Original estimates to complete the project came in at just over $12 million. Through the competitive bidding process, RH2 Engineering was selected to perform the work. As the project progressed, plans were refined and the total cost to install 90,000 feet of pipe and construct new reservoirs came in at approximately $20.5 million. LID participants believe the land’s potential justifies the expense, and in the end, the cost to LID members came to be 5 percent less than a previous estimate.
Funding was provided by the Washington Department of Ecology Office of Columbia River and KID customers. Sale of KID Red Mountain property provided resources to finance $9.274 million of the $19.2 million project. KID customers were earning just 0.18 percent on these funds and now will earn 6.10 percent interest, and generating approximately $560 thousand in new revenue to the district coffers, which the board will later allocate.
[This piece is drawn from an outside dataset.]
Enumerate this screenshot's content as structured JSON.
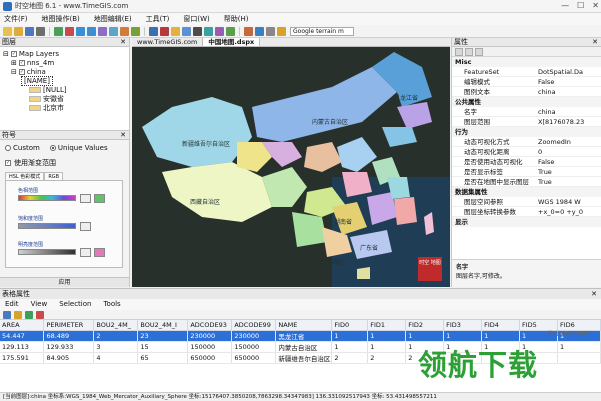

With all of the many benefits stemming from the project, it is important to emphasize that it is really about cooperation between individuals, tribal interests and government agencies. Success is the result of the effort and vision of the community, KID, USBR, Ecology, WDFW and the Yakama Nation.
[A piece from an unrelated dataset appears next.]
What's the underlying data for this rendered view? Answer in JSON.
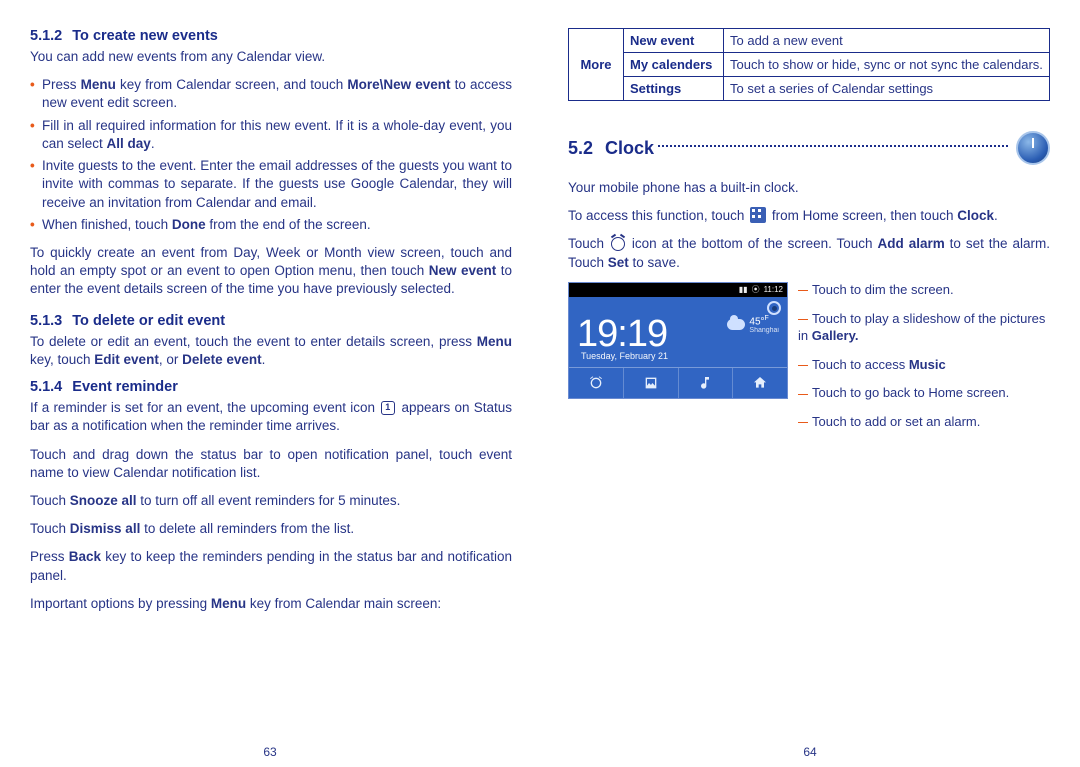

A public ribbon-cutting ceremony is planned at 11 a.m. May 6 at the Red Mountain Intake Station in Kiona.